Top of PROVIDED ENTRIES
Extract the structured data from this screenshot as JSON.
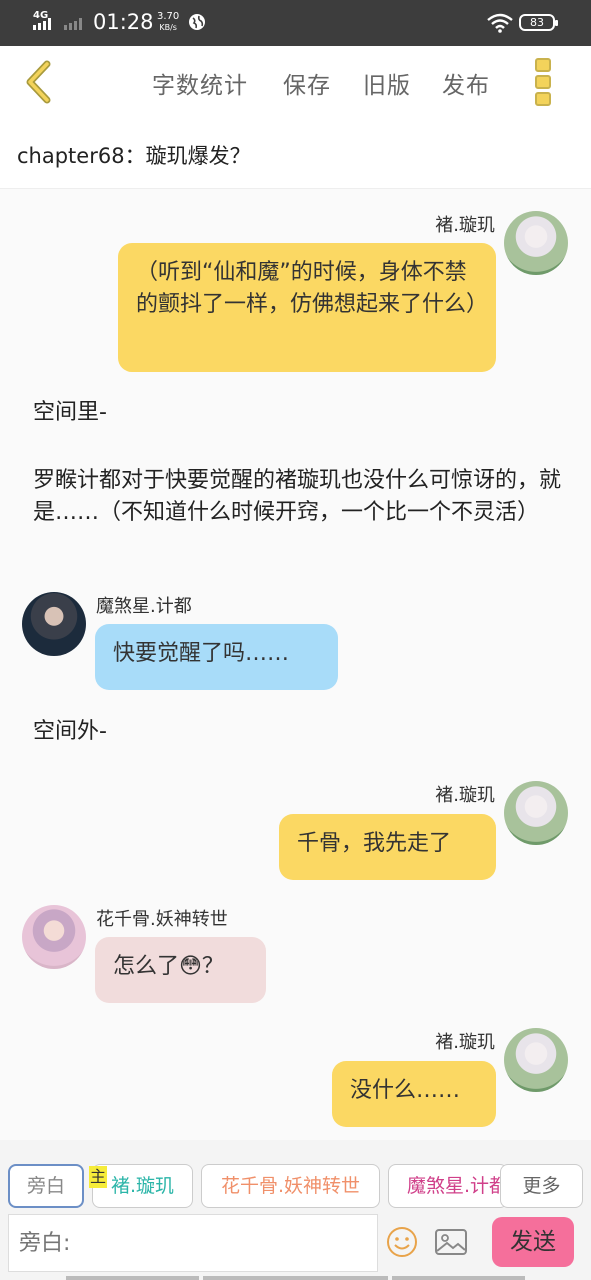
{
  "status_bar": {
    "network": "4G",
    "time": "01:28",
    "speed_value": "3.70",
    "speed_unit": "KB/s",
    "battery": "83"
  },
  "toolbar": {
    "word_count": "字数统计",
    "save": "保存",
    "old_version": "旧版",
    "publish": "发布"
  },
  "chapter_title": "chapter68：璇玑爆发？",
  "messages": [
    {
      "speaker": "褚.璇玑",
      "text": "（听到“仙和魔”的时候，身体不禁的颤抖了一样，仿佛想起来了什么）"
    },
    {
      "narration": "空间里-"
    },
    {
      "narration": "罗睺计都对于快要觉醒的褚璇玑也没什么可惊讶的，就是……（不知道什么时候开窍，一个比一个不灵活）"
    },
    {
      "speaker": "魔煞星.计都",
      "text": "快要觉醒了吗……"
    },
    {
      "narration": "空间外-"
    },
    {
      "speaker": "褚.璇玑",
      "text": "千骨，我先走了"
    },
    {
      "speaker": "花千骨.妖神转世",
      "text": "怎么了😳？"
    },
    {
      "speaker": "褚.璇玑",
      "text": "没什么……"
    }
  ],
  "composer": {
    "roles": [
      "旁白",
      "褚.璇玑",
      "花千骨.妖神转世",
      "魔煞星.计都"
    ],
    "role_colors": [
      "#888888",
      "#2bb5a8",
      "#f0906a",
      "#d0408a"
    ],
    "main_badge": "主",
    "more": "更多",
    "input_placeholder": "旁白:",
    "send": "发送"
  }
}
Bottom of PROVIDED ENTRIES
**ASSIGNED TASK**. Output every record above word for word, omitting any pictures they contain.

**ANSWER TO THE PROBLEM**.
Extract the structured data from this screenshot as JSON.
{
  "status_bar": {
    "network": "4G",
    "time": "01:28",
    "speed_value": "3.70",
    "speed_unit": "KB/s",
    "battery": "83"
  },
  "toolbar": {
    "word_count": "字数统计",
    "save": "保存",
    "old_version": "旧版",
    "publish": "发布"
  },
  "chapter_title": "chapter68：璇玑爆发？",
  "messages": [
    {
      "speaker": "褚.璇玑",
      "text": "（听到“仙和魔”的时候，身体不禁的颤抖了一样，仿佛想起来了什么）"
    },
    {
      "narration": "空间里-"
    },
    {
      "narration": "罗睺计都对于快要觉醒的褚璇玑也没什么可惊讶的，就是……（不知道什么时候开窍，一个比一个不灵活）"
    },
    {
      "speaker": "魔煞星.计都",
      "text": "快要觉醒了吗……"
    },
    {
      "narration": "空间外-"
    },
    {
      "speaker": "褚.璇玑",
      "text": "千骨，我先走了"
    },
    {
      "speaker": "花千骨.妖神转世",
      "text": "怎么了😳？"
    },
    {
      "speaker": "褚.璇玑",
      "text": "没什么……"
    }
  ],
  "composer": {
    "roles": [
      "旁白",
      "褚.璇玑",
      "花千骨.妖神转世",
      "魔煞星.计都"
    ],
    "role_colors": [
      "#888888",
      "#2bb5a8",
      "#f0906a",
      "#d0408a"
    ],
    "main_badge": "主",
    "more": "更多",
    "input_placeholder": "旁白:",
    "send": "发送"
  }
}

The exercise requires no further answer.